:: What is being asked ::
Check every line of the data for the word "avatar", and copy those that have it.

:: Available data ::
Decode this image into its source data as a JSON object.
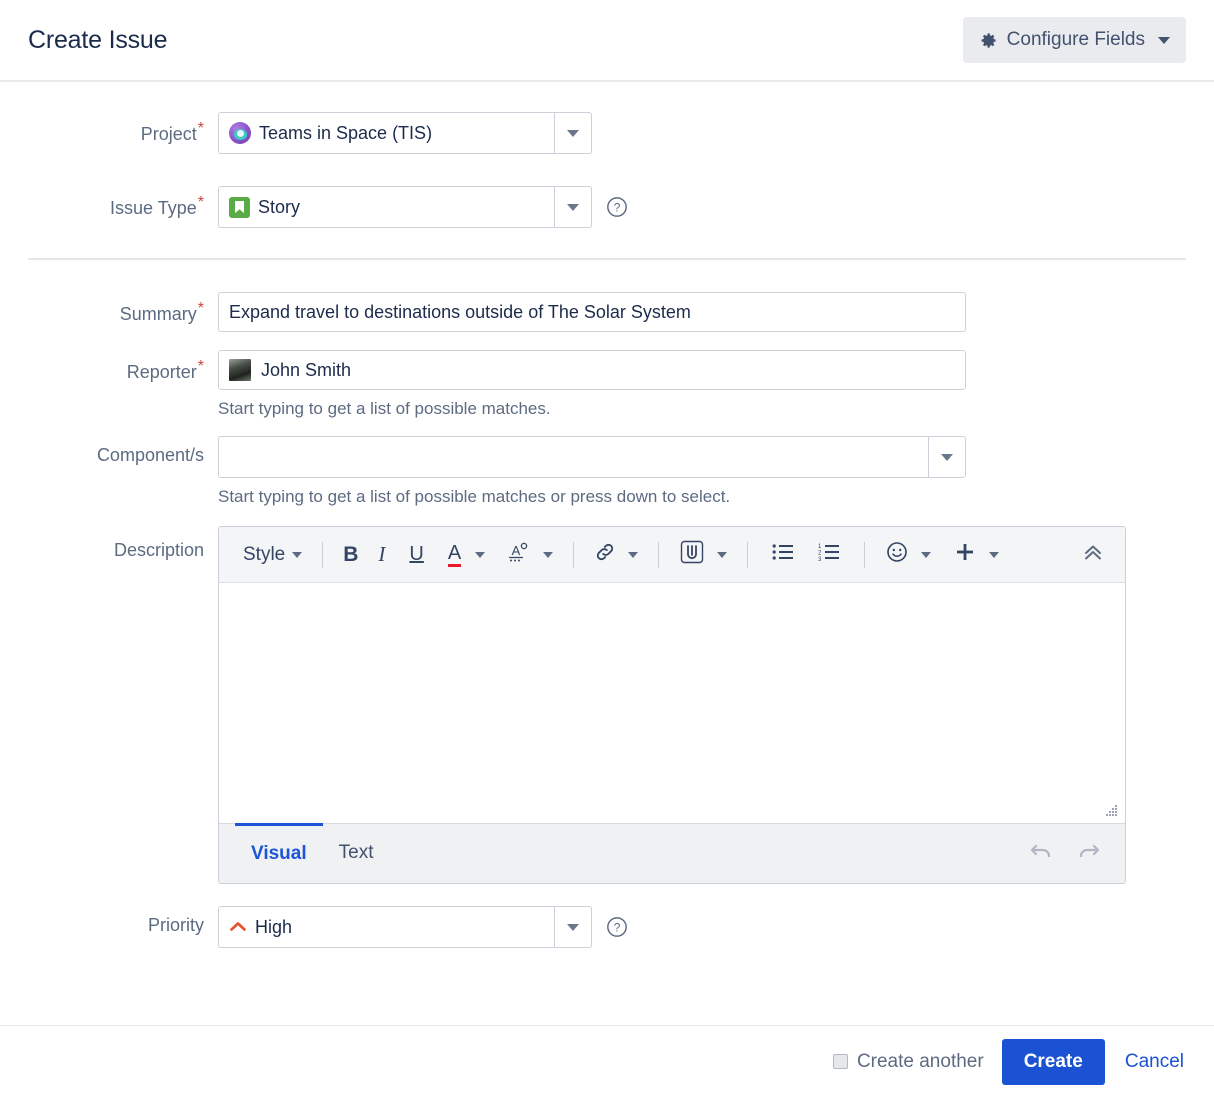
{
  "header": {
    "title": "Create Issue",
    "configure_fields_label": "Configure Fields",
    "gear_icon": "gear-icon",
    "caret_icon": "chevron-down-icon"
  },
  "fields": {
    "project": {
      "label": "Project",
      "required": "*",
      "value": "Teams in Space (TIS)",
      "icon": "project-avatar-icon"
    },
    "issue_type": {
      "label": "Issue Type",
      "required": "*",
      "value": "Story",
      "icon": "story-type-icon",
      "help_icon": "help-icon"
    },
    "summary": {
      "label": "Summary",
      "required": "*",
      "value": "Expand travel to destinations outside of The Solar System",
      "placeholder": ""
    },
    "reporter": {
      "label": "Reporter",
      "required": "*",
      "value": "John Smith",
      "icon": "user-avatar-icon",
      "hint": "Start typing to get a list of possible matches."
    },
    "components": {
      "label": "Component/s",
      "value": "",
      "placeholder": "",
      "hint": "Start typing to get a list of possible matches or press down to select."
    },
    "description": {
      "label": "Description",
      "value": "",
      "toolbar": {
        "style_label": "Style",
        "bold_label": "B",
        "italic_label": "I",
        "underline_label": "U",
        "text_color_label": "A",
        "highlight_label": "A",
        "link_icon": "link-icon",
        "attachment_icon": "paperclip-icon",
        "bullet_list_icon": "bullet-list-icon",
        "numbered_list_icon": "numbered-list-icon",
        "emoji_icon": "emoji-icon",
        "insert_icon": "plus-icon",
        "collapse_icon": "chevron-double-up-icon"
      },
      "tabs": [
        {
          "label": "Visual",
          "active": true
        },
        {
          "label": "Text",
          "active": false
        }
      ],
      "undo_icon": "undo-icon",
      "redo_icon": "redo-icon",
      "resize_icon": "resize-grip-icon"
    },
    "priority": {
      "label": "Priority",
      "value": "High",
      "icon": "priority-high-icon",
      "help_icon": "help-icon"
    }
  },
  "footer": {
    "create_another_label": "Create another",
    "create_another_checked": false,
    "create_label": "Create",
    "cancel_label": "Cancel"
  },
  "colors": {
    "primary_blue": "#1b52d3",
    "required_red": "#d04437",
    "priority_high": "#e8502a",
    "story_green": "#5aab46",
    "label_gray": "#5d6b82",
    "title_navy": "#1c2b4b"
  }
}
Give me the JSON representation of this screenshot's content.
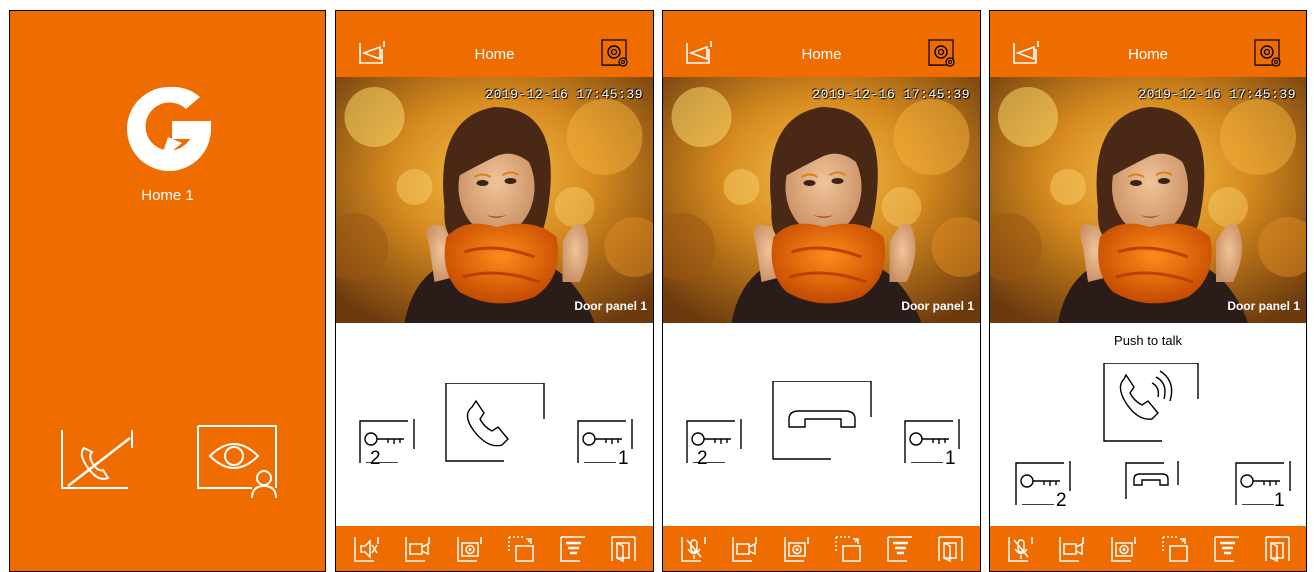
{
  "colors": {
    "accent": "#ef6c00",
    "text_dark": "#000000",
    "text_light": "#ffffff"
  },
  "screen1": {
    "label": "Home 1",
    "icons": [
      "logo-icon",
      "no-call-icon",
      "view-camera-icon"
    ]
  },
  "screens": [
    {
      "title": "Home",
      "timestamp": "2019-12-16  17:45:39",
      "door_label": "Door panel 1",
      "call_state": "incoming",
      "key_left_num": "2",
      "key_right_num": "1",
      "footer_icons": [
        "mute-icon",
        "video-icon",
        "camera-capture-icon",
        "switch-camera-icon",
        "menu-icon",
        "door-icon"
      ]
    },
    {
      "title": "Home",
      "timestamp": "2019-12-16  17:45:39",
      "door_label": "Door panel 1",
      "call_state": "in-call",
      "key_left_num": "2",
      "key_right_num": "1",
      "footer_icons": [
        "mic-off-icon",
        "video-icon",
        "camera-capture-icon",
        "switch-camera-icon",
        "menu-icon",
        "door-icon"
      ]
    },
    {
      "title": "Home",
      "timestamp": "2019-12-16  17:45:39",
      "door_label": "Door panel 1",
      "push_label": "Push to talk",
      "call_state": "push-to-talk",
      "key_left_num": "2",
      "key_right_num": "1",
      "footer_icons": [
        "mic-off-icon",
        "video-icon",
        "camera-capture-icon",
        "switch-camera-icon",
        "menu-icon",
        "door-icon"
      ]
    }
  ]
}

:: Written reply ::
      "icon": "project-avatar-icon"
      "icon": "user-avatar-icon",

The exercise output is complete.